Fidel Castro’s Death: The End of an Era


Cubans gather in front of Miami’s most iconic restaurants to celebrate the death of Fidel Castro.

Mia Galex, Staff Writer

Symbol of the Cuban revolution Fidel Castro was pronounced dead on Friday, Nov. 25.  After leading Cuba for nearly half a century, as both prime minister and president, Fidel Castro’s death has shook the world.

“Fidel’s death has had a great impact not only here but in Cuba. I feel happy for the Cubans and hope they can move past his presidency, heal, and turn Cuba’s government around considering everything Fidel has put them through,” freshman Jesse Zambrano said.

Cuba’s longest running dictatorship has officially come to an end.  Cuba has gone into a nine-day period of mourning. Liquor transactions, music, and any form of assembly have been banned by the government for nine days. If anyone fails to abide by these rules, they will be sent to prison.

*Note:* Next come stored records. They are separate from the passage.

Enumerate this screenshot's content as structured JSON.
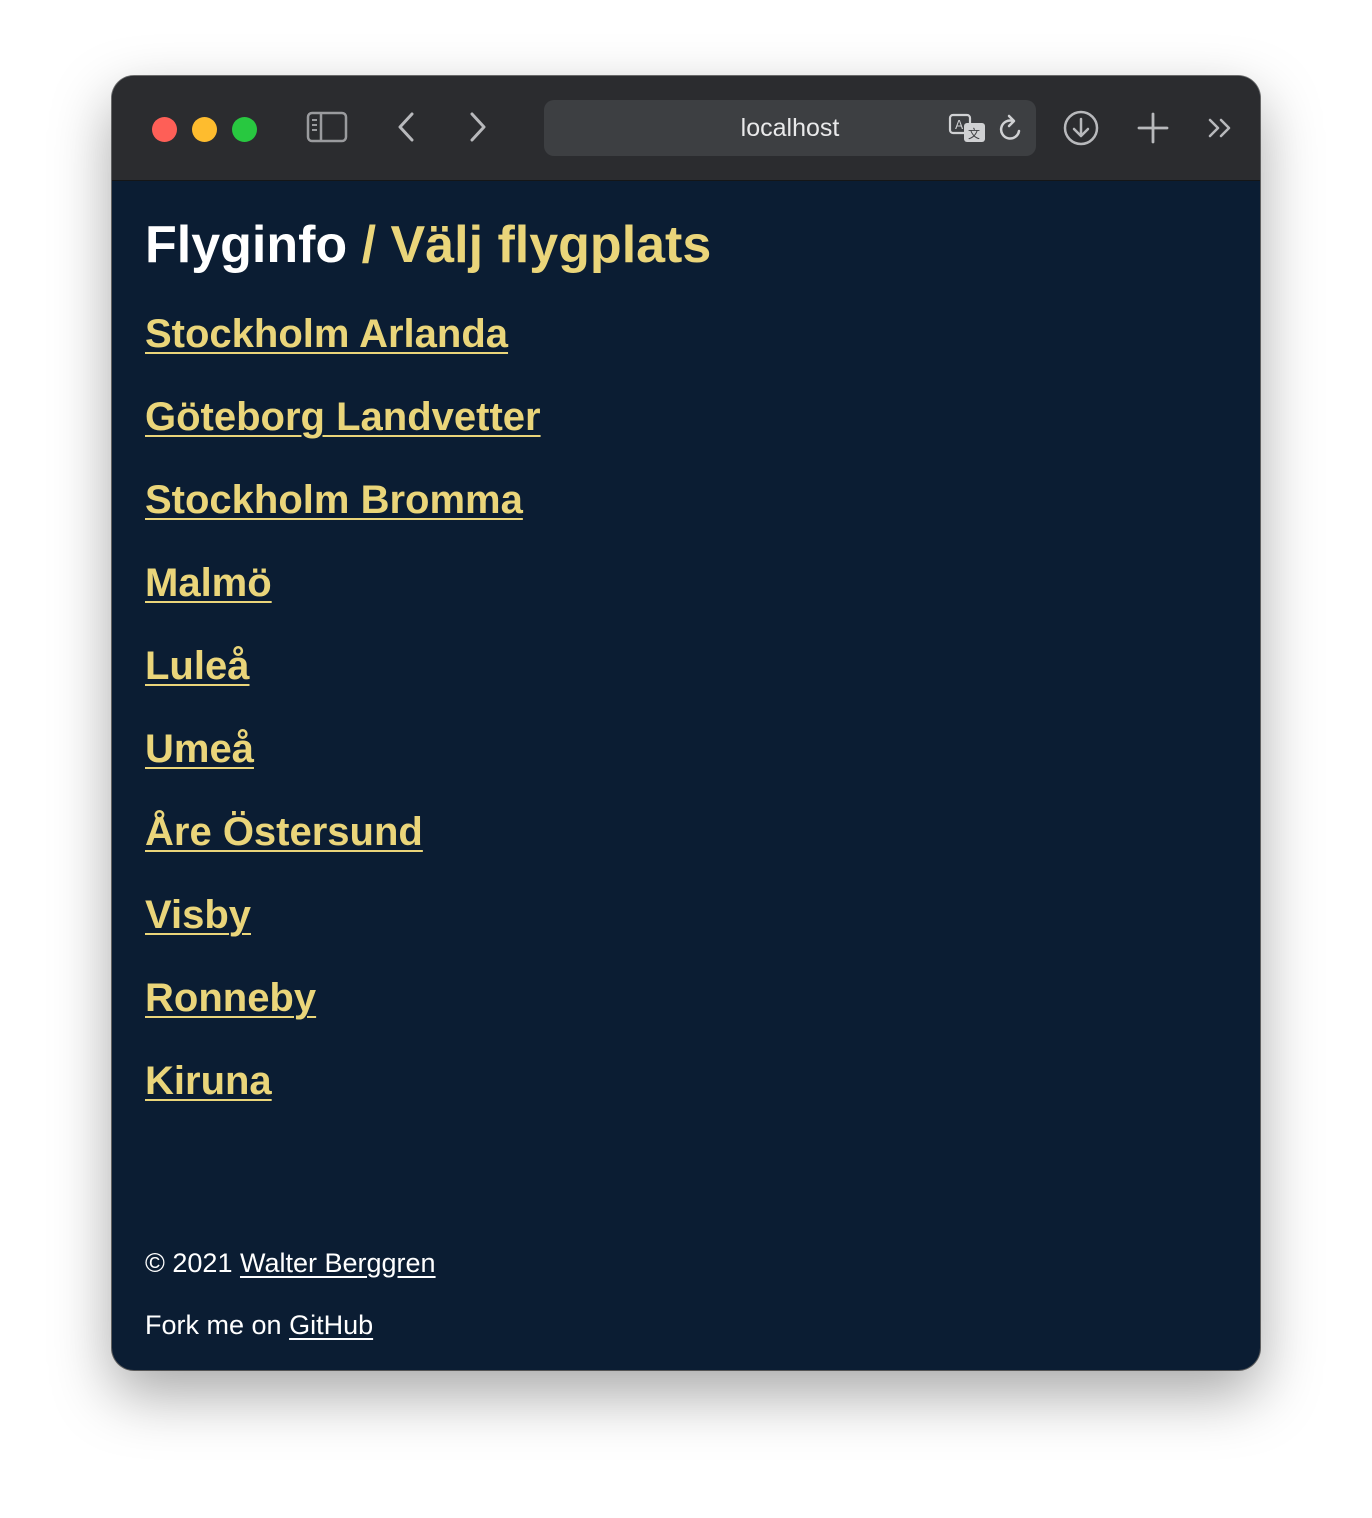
{
  "browser": {
    "address": "localhost"
  },
  "page": {
    "title_main": "Flyginfo",
    "title_sub": "/ Välj flygplats"
  },
  "airports": [
    "Stockholm Arlanda",
    "Göteborg Landvetter",
    "Stockholm Bromma",
    "Malmö",
    "Luleå",
    "Umeå",
    "Åre Östersund",
    "Visby",
    "Ronneby",
    "Kiruna"
  ],
  "footer": {
    "copyright_prefix": "© 2021",
    "author": "Walter Berggren",
    "fork_prefix": "Fork me on",
    "github": "GitHub"
  },
  "colors": {
    "page_background": "#0b1d33",
    "accent": "#ead57a",
    "toolbar": "#2b2c2f"
  }
}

When Fidel’s communist policies were implemented, many people fled the island. Over the past five decades, Miami has been transformed into the “unofficial bilingual capitol of Latin America.”  When the news reached Cuban-Americans, they suddenly forgot that it was the middle of the night, or that it was raining. Instead, they raced to Little Havana and began showering Cuban pride by waving their country’s flag, singing the national anthem, honking horns, and banging pots and pans for the rest of the weekend.  Although the intricate communist government Castro set up will not evaporate over night, the end of this era is just the beginning of a new one.

On Wednesday, Castro’s ashes were taken to Santiago, a small city in Cuba.  They will be dispersed on Sunday in the Ifigenia Cemetery. President Obama debated sending an official to Castro’s funeral on behalf of the United States, and decided to send Benjamin J. Rhodes to represent the United States, a deputy national security adviser, already stationed in Havana.

“Fidel Castro’s death is being acclaimed by people all over the United States, they are saying it is a blessing and possibly the end of communist Cuba. I hope Cuba is once is finally set free because it has endured years of tyranny by the infamous Fidel Castro,” junior Natalie De la Rosa said.

Fidel Castro has been out of power for eight years and his brother has been ruling in his place. However, just because Cuba has a new leader does not mean policies will change.  Although Castro has been sick for a long time, his passing caught hundreds of people off guard. Raul Castro, his brother, has already began implementing economic changes, trying to attract foreign investors and ease restrictions on those who live in Cuba.

Fidel Castro’s political legacy will most likely live on, considering his intricate government system was carefully established. The end of this era is commences a new one; Cuba’s communism will not evaporate over night.  However, restoring the country to its pre-revolution standards is not a race, it is a marathon.